**EXERCISE DATA**
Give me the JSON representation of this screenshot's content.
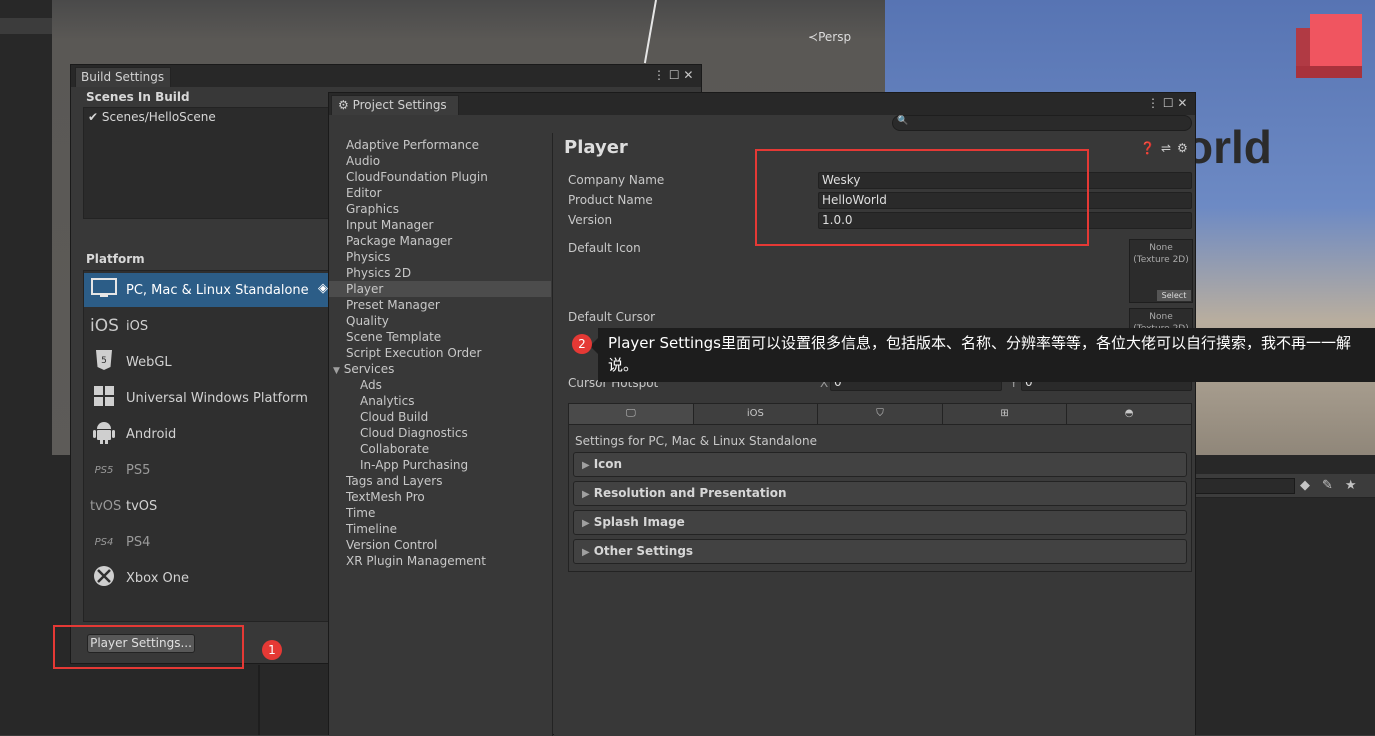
{
  "scene_view": {
    "persp_label": "Persp",
    "game_text": "orld"
  },
  "build_settings": {
    "tab_title": "Build Settings",
    "scenes_title": "Scenes In Build",
    "scene_items": [
      "Scenes/HelloScene"
    ],
    "platform_title": "Platform",
    "platforms": [
      {
        "label": "PC, Mac & Linux Standalone",
        "icon": "monitor-icon",
        "selected": true
      },
      {
        "label": "iOS",
        "icon": "ios-icon"
      },
      {
        "label": "WebGL",
        "icon": "html5-icon"
      },
      {
        "label": "Universal Windows Platform",
        "icon": "windows-icon"
      },
      {
        "label": "Android",
        "icon": "android-icon"
      },
      {
        "label": "PS5",
        "icon": "ps5-icon"
      },
      {
        "label": "tvOS",
        "icon": "tvos-icon"
      },
      {
        "label": "PS4",
        "icon": "ps4-icon"
      },
      {
        "label": "Xbox One",
        "icon": "xbox-icon"
      }
    ],
    "player_settings_button": "Player Settings...",
    "annotation_number": "1"
  },
  "project_settings": {
    "tab_title": "Project Settings",
    "sidebar": [
      {
        "label": "Adaptive Performance",
        "indent": 0
      },
      {
        "label": "Audio",
        "indent": 0
      },
      {
        "label": "CloudFoundation Plugin",
        "indent": 0
      },
      {
        "label": "Editor",
        "indent": 0
      },
      {
        "label": "Graphics",
        "indent": 0
      },
      {
        "label": "Input Manager",
        "indent": 0
      },
      {
        "label": "Package Manager",
        "indent": 0
      },
      {
        "label": "Physics",
        "indent": 0
      },
      {
        "label": "Physics 2D",
        "indent": 0
      },
      {
        "label": "Player",
        "indent": 0,
        "selected": true
      },
      {
        "label": "Preset Manager",
        "indent": 0
      },
      {
        "label": "Quality",
        "indent": 0
      },
      {
        "label": "Scene Template",
        "indent": 0
      },
      {
        "label": "Script Execution Order",
        "indent": 0
      },
      {
        "label": "Services",
        "indent": 0,
        "expanded": true
      },
      {
        "label": "Ads",
        "indent": 1
      },
      {
        "label": "Analytics",
        "indent": 1
      },
      {
        "label": "Cloud Build",
        "indent": 1
      },
      {
        "label": "Cloud Diagnostics",
        "indent": 1
      },
      {
        "label": "Collaborate",
        "indent": 1
      },
      {
        "label": "In-App Purchasing",
        "indent": 1
      },
      {
        "label": "Tags and Layers",
        "indent": 0
      },
      {
        "label": "TextMesh Pro",
        "indent": 0
      },
      {
        "label": "Time",
        "indent": 0
      },
      {
        "label": "Timeline",
        "indent": 0
      },
      {
        "label": "Version Control",
        "indent": 0
      },
      {
        "label": "XR Plugin Management",
        "indent": 0
      }
    ],
    "player": {
      "title": "Player",
      "company_name_label": "Company Name",
      "company_name": "Wesky",
      "product_name_label": "Product Name",
      "product_name": "HelloWorld",
      "version_label": "Version",
      "version": "1.0.0",
      "default_icon_label": "Default Icon",
      "default_cursor_label": "Default Cursor",
      "texture_none": "None",
      "texture_type": "(Texture 2D)",
      "select_label": "Select",
      "cursor_hotspot_label": "Cursor Hotspot",
      "hotspot_x_label": "X",
      "hotspot_x": "0",
      "hotspot_y_label": "Y",
      "hotspot_y": "0",
      "platform_tabs": [
        "monitor-icon",
        "iOS",
        "html5-icon",
        "windows-icon",
        "android-icon"
      ],
      "settings_for": "Settings for PC, Mac & Linux Standalone",
      "foldouts": [
        "Icon",
        "Resolution and Presentation",
        "Splash Image",
        "Other Settings"
      ]
    }
  },
  "tooltip": {
    "number": "2",
    "text": "Player Settings里面可以设置很多信息，包括版本、名称、分辨率等等，各位大佬可以自行摸索，我不再一一解说。"
  },
  "colors": {
    "accent_selection": "#2c5d87",
    "annotation_red": "#e53935"
  }
}
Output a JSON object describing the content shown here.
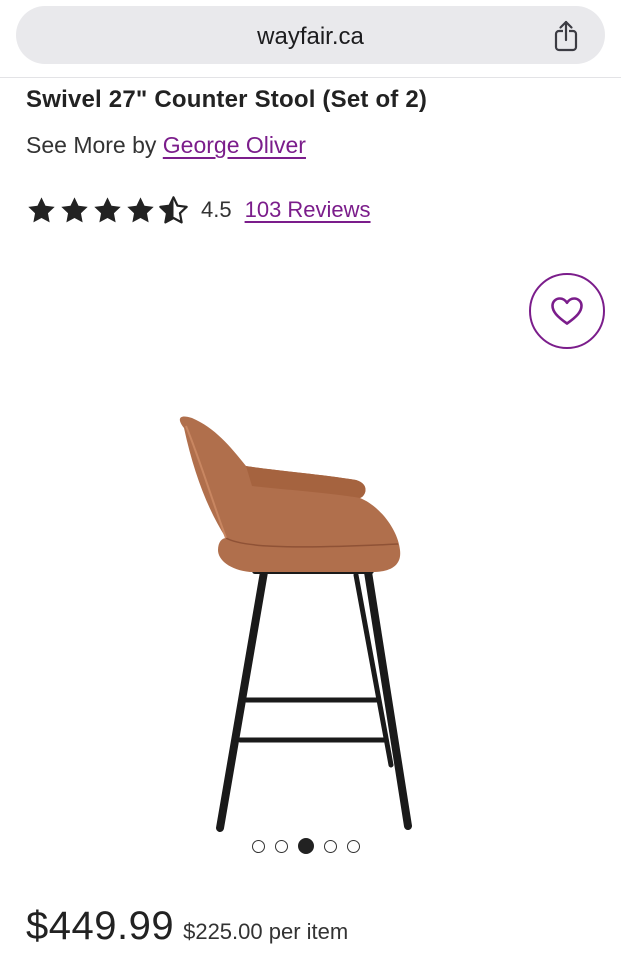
{
  "browser": {
    "url": "wayfair.ca",
    "share_icon": "share-icon"
  },
  "product": {
    "title": "Swivel 27\" Counter Stool (Set of 2)",
    "brand_prefix": "See More by",
    "brand_name": "George Oliver",
    "rating": 4.5,
    "rating_text": "4.5",
    "reviews_text": "103 Reviews",
    "favorite_icon": "heart-icon",
    "image_icon": "bar-stool-image",
    "carousel": {
      "count": 5,
      "active_index": 3
    },
    "price": "$449.99",
    "per_item": "$225.00 per item"
  },
  "colors": {
    "brand_purple": "#7b1d8b",
    "text_dark": "#222222",
    "url_bar": "#e9e9ec",
    "leather": "#b06f4c",
    "legs": "#1a1a1a"
  }
}
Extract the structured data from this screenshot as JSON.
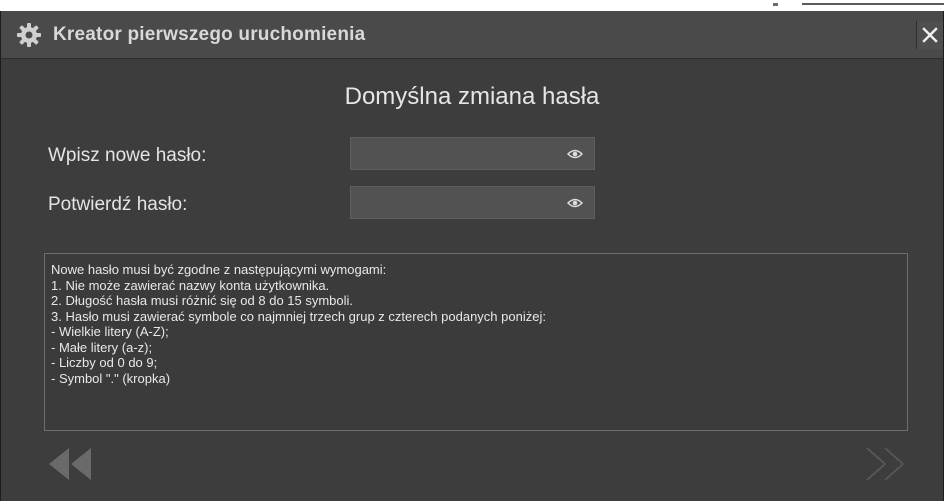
{
  "window": {
    "title": "Kreator pierwszego uruchomienia",
    "close_icon": "close-icon",
    "settings_icon": "gear-icon"
  },
  "page": {
    "heading": "Domyślna zmiana hasła"
  },
  "form": {
    "new_password": {
      "label": "Wpisz nowe hasło:",
      "value": "",
      "toggle_icon": "eye-icon"
    },
    "confirm_password": {
      "label": "Potwierdź hasło:",
      "value": "",
      "toggle_icon": "eye-icon"
    }
  },
  "requirements": {
    "lines": [
      "Nowe hasło musi być zgodne z następującymi wymogami:",
      "1. Nie może zawierać nazwy konta użytkownika.",
      "2. Długość hasła musi różnić się od 8 do 15 symboli.",
      "3. Hasło musi zawierać symbole co najmniej trzech grup z czterech podanych poniżej:",
      "- Wielkie litery (A-Z);",
      "- Małe litery (a-z);",
      "- Liczby od 0 do 9;",
      "- Symbol \".\" (kropka)"
    ]
  },
  "navigation": {
    "back_icon": "double-chevron-left-icon",
    "forward_icon": "double-chevron-right-icon"
  },
  "colors": {
    "dialog_background": "#3d3d3d",
    "titlebar_background": "#4a4a4a",
    "field_background": "#525252",
    "text": "#e4e4e4",
    "nav_back_fill": "#6a6a6a",
    "nav_forward_outline": "#5a5a5a"
  }
}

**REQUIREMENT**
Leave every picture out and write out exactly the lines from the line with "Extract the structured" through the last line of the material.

**RESULT OF THIS TASK**
Extract the structured data from this screenshot as JSON.
{
  "window": {
    "title": "Kreator pierwszego uruchomienia",
    "close_icon": "close-icon",
    "settings_icon": "gear-icon"
  },
  "page": {
    "heading": "Domyślna zmiana hasła"
  },
  "form": {
    "new_password": {
      "label": "Wpisz nowe hasło:",
      "value": "",
      "toggle_icon": "eye-icon"
    },
    "confirm_password": {
      "label": "Potwierdź hasło:",
      "value": "",
      "toggle_icon": "eye-icon"
    }
  },
  "requirements": {
    "lines": [
      "Nowe hasło musi być zgodne z następującymi wymogami:",
      "1. Nie może zawierać nazwy konta użytkownika.",
      "2. Długość hasła musi różnić się od 8 do 15 symboli.",
      "3. Hasło musi zawierać symbole co najmniej trzech grup z czterech podanych poniżej:",
      "- Wielkie litery (A-Z);",
      "- Małe litery (a-z);",
      "- Liczby od 0 do 9;",
      "- Symbol \".\" (kropka)"
    ]
  },
  "navigation": {
    "back_icon": "double-chevron-left-icon",
    "forward_icon": "double-chevron-right-icon"
  },
  "colors": {
    "dialog_background": "#3d3d3d",
    "titlebar_background": "#4a4a4a",
    "field_background": "#525252",
    "text": "#e4e4e4",
    "nav_back_fill": "#6a6a6a",
    "nav_forward_outline": "#5a5a5a"
  }
}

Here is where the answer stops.